# Task prompt
Report each line of the data below in which "Shop" appears.

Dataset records
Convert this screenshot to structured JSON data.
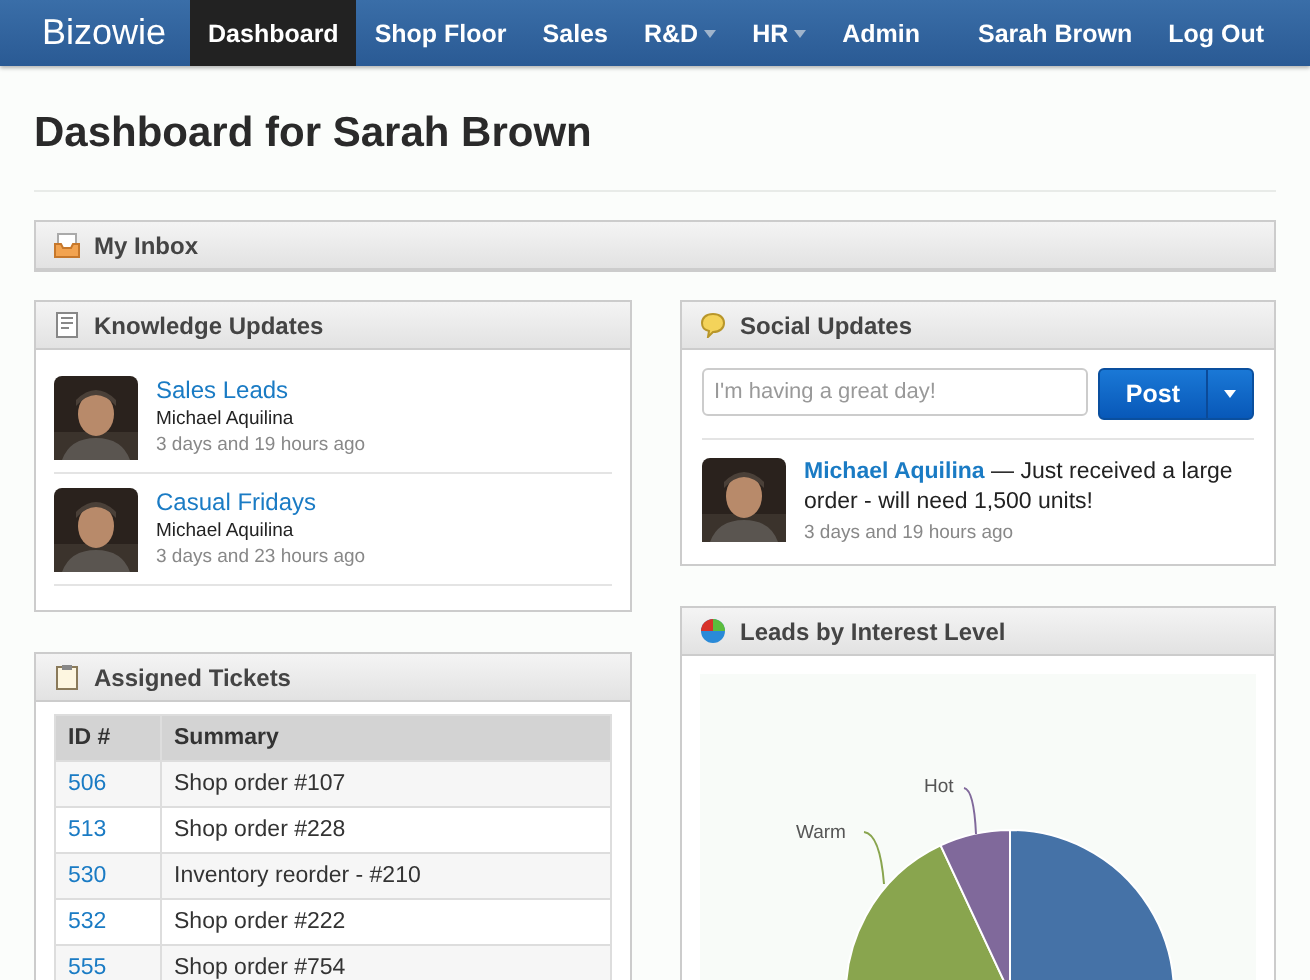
{
  "navbar": {
    "brand": "Bizowie",
    "items": [
      {
        "label": "Dashboard",
        "selected": true,
        "dropdown": false
      },
      {
        "label": "Shop Floor",
        "selected": false,
        "dropdown": false
      },
      {
        "label": "Sales",
        "selected": false,
        "dropdown": false
      },
      {
        "label": "R&D",
        "selected": false,
        "dropdown": true
      },
      {
        "label": "HR",
        "selected": false,
        "dropdown": true
      },
      {
        "label": "Admin",
        "selected": false,
        "dropdown": false
      }
    ],
    "right_items": [
      "Sarah Brown",
      "Log Out"
    ]
  },
  "page_title": "Dashboard for Sarah Brown",
  "inbox": {
    "title": "My Inbox"
  },
  "knowledge_updates": {
    "title": "Knowledge Updates",
    "items": [
      {
        "title": "Sales Leads",
        "author": "Michael Aquilina",
        "time": "3 days and 19 hours ago"
      },
      {
        "title": "Casual Fridays",
        "author": "Michael Aquilina",
        "time": "3 days and 23 hours ago"
      }
    ]
  },
  "social_updates": {
    "title": "Social Updates",
    "input": {
      "placeholder": "I'm having a great day!"
    },
    "post_button": "Post",
    "updates": [
      {
        "author": "Michael Aquilina",
        "text": "— Just received a large order - will need 1,500 units!",
        "time": "3 days and 19 hours ago"
      }
    ]
  },
  "assigned_tickets": {
    "title": "Assigned Tickets",
    "columns": [
      "ID #",
      "Summary"
    ],
    "rows": [
      [
        "506",
        "Shop order #107"
      ],
      [
        "513",
        "Shop order #228"
      ],
      [
        "530",
        "Inventory reorder - #210"
      ],
      [
        "532",
        "Shop order #222"
      ],
      [
        "555",
        "Shop order #754"
      ]
    ]
  },
  "leads_chart": {
    "title": "Leads by Interest Level",
    "slice_labels": [
      "Warm",
      "Hot"
    ]
  }
}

# Solution to the exercise
        "label": "Shop Floor",
        "Shop order #107"
        "Shop order #228"
        "Shop order #222"
        "Shop order #754"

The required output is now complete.